# Task goal:
From the entries below, say how many lines carry the word "name", and give nothing but the number.

# Provided data:
──────

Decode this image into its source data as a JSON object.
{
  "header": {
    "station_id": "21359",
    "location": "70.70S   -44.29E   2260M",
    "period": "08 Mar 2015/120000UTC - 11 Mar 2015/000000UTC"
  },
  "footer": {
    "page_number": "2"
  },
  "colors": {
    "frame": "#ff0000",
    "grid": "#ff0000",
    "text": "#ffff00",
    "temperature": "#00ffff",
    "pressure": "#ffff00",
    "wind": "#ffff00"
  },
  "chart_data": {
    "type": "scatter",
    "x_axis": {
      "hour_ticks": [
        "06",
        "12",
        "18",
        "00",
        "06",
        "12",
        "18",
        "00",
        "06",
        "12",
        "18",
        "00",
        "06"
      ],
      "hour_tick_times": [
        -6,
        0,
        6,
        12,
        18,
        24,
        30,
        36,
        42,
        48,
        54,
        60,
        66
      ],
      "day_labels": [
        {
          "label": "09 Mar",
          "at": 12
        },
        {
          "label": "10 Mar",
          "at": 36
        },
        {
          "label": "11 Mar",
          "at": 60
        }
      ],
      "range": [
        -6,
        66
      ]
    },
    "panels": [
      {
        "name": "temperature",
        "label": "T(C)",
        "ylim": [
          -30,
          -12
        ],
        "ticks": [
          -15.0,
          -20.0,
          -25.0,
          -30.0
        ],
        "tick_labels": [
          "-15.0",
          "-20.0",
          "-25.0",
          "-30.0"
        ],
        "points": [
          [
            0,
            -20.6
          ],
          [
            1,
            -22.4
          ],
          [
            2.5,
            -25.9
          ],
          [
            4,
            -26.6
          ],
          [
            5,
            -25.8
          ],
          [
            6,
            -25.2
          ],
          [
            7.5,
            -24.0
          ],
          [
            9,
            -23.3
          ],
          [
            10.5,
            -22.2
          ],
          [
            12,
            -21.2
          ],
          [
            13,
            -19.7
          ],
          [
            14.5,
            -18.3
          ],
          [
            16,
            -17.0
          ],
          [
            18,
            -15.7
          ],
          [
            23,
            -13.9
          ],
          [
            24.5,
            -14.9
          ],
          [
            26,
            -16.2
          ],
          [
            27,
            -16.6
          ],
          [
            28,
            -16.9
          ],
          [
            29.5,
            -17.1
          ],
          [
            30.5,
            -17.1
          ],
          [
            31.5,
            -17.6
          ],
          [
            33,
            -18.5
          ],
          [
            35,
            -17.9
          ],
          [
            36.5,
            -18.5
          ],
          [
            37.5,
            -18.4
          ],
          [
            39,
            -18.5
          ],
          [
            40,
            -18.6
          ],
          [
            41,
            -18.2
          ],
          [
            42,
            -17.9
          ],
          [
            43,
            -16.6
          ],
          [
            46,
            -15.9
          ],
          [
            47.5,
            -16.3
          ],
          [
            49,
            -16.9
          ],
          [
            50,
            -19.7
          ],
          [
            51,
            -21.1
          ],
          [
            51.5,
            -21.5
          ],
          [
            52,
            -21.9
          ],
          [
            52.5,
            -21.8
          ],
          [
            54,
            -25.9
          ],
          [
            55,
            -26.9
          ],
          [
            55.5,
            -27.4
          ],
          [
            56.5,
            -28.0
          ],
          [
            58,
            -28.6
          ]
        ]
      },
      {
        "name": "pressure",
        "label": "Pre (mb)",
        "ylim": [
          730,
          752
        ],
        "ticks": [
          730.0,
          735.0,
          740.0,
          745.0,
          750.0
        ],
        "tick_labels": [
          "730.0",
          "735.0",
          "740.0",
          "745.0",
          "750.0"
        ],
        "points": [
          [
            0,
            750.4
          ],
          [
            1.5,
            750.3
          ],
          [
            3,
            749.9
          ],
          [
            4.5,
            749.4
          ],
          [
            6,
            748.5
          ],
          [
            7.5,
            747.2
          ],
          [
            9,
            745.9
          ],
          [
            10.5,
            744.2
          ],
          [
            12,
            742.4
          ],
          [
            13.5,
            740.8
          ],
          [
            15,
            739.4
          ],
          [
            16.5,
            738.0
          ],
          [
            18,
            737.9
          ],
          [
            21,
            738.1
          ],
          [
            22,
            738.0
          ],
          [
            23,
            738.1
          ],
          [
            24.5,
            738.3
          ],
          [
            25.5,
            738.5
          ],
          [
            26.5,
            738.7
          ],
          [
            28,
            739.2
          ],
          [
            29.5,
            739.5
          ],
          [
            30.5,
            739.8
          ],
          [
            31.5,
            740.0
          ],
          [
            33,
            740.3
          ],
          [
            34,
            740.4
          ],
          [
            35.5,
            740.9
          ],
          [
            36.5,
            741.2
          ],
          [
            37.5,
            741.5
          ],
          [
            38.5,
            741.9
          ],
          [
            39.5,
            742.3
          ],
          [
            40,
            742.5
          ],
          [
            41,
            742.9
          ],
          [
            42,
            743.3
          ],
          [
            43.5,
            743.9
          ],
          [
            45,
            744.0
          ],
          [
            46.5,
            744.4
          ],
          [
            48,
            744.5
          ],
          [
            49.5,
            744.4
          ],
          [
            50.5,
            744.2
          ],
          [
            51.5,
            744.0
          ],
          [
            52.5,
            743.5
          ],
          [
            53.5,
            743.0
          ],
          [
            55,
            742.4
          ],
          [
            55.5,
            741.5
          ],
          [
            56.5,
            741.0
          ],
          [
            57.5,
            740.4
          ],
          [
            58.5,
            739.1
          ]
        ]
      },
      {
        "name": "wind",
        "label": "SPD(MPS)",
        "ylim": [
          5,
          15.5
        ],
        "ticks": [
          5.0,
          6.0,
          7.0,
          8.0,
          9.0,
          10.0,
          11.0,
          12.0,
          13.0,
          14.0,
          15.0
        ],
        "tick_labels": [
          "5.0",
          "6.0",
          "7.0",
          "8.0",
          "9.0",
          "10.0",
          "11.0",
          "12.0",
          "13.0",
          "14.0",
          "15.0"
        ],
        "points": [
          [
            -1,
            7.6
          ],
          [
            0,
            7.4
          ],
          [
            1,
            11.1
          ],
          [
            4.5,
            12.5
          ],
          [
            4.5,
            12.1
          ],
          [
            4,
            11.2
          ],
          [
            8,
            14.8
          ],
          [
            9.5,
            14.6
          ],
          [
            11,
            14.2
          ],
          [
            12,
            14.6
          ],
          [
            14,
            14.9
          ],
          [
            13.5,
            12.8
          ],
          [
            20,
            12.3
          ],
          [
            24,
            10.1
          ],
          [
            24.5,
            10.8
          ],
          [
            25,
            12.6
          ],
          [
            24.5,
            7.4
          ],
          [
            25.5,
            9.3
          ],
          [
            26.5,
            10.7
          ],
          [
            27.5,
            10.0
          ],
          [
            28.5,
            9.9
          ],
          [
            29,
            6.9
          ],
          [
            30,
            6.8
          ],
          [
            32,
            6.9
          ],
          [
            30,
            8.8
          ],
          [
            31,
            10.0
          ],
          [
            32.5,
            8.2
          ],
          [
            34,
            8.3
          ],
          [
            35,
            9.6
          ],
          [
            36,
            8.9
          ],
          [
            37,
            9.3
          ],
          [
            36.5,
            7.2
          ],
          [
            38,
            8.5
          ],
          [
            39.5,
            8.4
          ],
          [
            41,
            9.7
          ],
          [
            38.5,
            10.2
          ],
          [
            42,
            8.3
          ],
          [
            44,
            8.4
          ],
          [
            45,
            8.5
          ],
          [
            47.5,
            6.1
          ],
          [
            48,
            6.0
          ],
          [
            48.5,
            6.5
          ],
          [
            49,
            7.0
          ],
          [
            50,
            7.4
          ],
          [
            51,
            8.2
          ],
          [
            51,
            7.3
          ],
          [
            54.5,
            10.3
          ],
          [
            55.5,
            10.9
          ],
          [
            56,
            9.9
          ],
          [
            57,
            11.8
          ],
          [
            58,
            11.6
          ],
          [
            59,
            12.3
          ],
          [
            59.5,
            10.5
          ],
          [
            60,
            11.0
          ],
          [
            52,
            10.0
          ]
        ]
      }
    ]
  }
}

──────

# Response for this exercise:
3